  • Professional scales — Bring your dog to our hospital, after first calling for pandemic protocols, to obtain an accurate weight using our professional pet scales. Weighing cats is less simple, but we will find creative ways to get an accurate weight. 
  • Baby scales — Many cat families purchase a baby scale to avoid extra trips in the car, making weight checks a positive experience for their cat “homebodies.” Consider using a fleece blanket and a small treat, so getting on the scale can be “their idea.”
  • Body fitness Project: Pet Slim Down is a wonderful tool from Purina—you can find a link on our website under the tab “client tools.” Using a body condition score chart and giving a “Healthy Hug” are two easy ways to gauge your pet’s body fitness. 

Ask our team about regular appointments to celebrate progress. Keeping a log of your pet’s weight will maximize your success. 

Baby steps to a better diet

If your pet is overweight, diet changes are best made gradually with baby steps. 

  • Consider prescription diets — Prescription diets designed to help pets with weight are available that, when fed in the correct amounts, cost no more each day than over-the-counter foods. Low carb diets work better for cats, and high fiber diets work better for dogs. 
  • Calculate calories — Treats are often a source of excess weight. See a feeding chart or calorie calculator to determine your pet’s daily caloric needs, and check the label for the calorie count of treats. Treats should make up 10% or less of your pet’s daily calories.
  • Check the amount — Weighing your pet’s food on a gram scale yields better results than measuring with a cup. Label directions are a good starting point. Slowly change the amount your pet eats to maximize success and be safe.

When considering a feeding change, work together with the Countryside Veterinary Hospital team to make the best decisions for your pet’s weight.

Baby steps to better exercise

In your busy daily life, is pet exercise a priority? The Countryside Veterinary Hospital team can help you become more active with your pet with these exercise suggestions. 

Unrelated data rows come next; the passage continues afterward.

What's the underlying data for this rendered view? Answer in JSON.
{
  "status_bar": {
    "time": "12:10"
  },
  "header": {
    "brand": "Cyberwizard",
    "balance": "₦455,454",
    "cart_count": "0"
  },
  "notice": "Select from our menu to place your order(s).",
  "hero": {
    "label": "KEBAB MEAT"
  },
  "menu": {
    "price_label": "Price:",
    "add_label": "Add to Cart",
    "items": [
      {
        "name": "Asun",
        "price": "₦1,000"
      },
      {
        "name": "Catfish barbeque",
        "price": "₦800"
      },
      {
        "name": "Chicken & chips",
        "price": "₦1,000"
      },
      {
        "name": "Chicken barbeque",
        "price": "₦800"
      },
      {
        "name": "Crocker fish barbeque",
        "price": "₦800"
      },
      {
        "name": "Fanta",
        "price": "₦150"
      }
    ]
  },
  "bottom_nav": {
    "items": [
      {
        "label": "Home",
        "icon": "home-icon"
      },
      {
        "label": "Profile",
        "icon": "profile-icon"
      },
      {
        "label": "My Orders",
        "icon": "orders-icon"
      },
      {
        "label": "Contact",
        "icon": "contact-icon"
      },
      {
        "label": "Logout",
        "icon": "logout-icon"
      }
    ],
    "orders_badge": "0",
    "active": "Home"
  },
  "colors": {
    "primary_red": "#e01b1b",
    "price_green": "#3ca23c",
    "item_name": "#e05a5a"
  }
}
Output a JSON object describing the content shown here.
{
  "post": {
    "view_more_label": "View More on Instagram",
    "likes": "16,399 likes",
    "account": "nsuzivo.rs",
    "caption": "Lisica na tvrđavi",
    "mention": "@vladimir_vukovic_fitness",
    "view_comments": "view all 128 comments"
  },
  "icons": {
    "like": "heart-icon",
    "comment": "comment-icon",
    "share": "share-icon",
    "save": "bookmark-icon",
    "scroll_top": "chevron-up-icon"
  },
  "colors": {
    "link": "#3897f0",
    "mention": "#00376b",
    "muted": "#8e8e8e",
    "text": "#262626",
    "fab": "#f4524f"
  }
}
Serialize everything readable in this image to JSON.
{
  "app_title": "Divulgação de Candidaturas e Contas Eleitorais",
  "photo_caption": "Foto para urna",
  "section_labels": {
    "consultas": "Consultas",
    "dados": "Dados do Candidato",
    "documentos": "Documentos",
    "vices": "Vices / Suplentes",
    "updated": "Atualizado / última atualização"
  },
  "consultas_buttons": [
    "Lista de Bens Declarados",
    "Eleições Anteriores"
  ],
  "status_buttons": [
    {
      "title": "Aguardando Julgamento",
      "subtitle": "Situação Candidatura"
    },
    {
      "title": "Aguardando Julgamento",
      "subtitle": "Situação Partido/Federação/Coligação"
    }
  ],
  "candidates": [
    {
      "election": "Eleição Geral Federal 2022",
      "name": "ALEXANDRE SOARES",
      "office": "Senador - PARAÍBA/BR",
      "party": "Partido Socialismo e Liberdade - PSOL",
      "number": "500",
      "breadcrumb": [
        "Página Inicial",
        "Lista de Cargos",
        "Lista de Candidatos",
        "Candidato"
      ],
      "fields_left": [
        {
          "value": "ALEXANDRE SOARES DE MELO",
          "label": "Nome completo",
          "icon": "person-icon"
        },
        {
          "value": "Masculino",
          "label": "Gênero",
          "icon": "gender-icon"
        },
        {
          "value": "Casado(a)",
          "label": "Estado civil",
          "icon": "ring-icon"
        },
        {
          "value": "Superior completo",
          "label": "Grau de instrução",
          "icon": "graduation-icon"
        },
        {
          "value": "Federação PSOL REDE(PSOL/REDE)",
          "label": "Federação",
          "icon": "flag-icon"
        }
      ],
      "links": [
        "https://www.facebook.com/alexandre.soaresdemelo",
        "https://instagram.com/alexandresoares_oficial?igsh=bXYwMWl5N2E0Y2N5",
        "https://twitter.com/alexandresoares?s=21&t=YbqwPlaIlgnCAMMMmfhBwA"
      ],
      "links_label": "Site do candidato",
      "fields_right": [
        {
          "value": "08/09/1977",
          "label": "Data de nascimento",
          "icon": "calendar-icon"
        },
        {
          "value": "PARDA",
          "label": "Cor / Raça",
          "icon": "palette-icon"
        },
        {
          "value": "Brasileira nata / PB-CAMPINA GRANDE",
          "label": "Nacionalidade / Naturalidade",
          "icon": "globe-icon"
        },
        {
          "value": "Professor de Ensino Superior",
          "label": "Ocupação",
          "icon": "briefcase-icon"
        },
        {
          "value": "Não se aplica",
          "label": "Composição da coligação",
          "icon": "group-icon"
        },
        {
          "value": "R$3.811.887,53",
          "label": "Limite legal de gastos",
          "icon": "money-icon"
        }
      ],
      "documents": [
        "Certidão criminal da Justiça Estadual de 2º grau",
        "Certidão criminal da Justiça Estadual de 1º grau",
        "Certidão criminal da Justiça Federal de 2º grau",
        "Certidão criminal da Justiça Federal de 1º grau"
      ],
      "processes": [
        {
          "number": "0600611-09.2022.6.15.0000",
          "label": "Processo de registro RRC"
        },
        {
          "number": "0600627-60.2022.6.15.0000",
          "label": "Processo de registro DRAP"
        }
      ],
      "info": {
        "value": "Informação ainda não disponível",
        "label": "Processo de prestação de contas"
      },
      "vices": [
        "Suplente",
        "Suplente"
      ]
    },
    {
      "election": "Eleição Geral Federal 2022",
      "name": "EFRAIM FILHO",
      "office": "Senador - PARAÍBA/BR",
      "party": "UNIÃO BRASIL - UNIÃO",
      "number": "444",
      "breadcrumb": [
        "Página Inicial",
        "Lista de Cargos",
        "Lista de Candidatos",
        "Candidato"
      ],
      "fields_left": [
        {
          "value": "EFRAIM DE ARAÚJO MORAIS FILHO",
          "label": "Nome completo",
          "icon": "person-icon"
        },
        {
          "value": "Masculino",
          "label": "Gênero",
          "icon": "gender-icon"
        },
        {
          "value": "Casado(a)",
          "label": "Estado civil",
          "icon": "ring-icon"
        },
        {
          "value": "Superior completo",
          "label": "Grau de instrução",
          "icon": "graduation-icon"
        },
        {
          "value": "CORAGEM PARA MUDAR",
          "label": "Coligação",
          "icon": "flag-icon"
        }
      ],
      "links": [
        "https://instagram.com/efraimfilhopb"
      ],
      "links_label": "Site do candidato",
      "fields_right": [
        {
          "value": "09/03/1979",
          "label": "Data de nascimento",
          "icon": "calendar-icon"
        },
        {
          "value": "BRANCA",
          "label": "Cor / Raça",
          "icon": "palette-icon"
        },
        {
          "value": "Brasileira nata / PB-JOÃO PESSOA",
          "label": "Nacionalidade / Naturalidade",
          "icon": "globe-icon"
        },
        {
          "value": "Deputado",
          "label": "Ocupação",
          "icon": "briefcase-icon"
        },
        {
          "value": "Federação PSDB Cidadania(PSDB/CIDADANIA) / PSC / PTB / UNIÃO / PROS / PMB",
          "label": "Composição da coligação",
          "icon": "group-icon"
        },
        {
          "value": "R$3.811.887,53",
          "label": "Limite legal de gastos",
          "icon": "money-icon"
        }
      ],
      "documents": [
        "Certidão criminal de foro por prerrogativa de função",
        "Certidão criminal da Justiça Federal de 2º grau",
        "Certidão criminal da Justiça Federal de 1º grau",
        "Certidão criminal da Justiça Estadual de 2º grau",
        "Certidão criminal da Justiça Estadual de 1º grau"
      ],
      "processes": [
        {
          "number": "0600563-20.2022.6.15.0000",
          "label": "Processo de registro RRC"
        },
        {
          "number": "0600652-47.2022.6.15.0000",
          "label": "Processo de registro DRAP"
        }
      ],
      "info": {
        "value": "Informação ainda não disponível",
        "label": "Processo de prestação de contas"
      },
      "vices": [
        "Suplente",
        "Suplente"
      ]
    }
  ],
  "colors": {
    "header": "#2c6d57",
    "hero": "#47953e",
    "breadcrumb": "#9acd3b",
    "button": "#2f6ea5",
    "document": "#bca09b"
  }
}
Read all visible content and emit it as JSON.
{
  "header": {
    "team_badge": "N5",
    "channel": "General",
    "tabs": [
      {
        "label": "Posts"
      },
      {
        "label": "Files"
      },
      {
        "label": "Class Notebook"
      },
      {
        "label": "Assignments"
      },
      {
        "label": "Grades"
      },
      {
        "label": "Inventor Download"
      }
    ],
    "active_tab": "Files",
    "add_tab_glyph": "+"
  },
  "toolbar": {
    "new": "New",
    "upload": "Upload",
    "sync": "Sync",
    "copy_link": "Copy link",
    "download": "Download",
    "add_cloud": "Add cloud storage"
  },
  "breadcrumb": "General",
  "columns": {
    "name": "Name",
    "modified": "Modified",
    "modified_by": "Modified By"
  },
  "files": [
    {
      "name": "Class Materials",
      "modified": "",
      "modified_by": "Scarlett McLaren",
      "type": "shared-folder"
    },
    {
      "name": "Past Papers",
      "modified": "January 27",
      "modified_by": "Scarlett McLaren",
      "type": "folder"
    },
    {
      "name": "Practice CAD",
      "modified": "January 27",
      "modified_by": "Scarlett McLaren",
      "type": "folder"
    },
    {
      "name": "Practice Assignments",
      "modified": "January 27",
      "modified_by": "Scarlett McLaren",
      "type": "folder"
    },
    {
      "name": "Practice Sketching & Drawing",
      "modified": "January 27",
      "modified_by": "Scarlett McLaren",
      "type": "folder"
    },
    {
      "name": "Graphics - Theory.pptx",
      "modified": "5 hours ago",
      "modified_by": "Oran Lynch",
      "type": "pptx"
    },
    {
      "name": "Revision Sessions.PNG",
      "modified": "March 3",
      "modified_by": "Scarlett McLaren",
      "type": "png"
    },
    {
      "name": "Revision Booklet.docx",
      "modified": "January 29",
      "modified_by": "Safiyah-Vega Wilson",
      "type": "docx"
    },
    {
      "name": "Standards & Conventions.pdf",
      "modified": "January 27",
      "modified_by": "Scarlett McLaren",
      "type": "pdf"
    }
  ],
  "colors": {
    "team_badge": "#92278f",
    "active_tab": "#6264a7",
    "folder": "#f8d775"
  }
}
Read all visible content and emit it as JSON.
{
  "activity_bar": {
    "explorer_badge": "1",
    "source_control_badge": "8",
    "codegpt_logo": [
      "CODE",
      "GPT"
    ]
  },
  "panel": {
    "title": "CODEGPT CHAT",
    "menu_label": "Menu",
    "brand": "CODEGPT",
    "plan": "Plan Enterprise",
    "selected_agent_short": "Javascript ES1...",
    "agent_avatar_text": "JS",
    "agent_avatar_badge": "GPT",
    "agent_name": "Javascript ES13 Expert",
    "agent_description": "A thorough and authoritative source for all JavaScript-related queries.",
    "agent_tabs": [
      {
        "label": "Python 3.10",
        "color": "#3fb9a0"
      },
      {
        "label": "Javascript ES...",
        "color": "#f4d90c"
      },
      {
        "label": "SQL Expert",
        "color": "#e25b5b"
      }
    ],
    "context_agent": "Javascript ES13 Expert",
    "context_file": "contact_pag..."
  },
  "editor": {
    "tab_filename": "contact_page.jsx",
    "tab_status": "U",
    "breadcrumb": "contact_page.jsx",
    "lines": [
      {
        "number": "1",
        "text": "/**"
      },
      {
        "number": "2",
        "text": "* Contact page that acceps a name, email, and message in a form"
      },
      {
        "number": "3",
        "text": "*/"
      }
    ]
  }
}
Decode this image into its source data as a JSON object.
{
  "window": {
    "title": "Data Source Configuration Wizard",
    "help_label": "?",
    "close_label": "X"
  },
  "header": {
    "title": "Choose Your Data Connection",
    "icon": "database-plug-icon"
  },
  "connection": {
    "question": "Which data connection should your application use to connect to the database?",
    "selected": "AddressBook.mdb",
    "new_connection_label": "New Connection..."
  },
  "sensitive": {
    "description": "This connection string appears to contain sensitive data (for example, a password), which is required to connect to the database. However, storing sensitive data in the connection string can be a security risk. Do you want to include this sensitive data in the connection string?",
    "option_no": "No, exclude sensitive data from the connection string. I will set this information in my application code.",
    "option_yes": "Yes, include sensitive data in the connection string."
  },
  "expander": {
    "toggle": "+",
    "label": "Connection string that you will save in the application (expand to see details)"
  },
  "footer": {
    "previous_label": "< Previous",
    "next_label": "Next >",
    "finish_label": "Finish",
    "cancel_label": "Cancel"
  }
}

  • Walk slowly at first — If you currently do not exercise with your pet, set small goals at first. For example, plan to walk your dog once weekly around the block after supper. After a month, increase to twice weekly. 
  • Play with your pet — Plan a once-weekly interactive play session with your pet—our team can recommend the best toys to get your pets moving. Treat puzzles increase pet activity, as well as slow down eating. 
  • Use doggy daycare — Our new state-of-the-art boarding facility and pet playground, The Lodge at Countryside, provides plenty of exercise and playtime for your pet. With our convenient drop-off daycare service, your pet can enjoy enriched social and exercise time.

Whether your family is at home, work, or school, our team can help you find ways to keep your pet active.

Building the steps on a solid foundation

Sometimes a pet is eating the same amount of food, but their weight still changes. Underlying medical conditions can result in increased weight or changed body condition, especially in older dogs. Common conditions that can lead to excess weight include low thyroid and Cushing’s disease, in which overactive adrenal glands result in a “pot-belly” and decreased muscle mass. Let us know if you suspect an underlying problem in your pet. We may recommend a physical exam and blood testing, because treating these problems often dramatically helps pet body condition.

To improve your pet’s weight and fitness, set small goals, take one step at a time, and celebrate victories along the way. You are forming lifelong healthy weight habits for your pet.

Make an appointment at Countryside Animal Hospital for a weight check, a consultation about pet food, or a progress check. The veterinary team at Countryside and The Lodge are here to help your pet reach and maintain a healthy weight.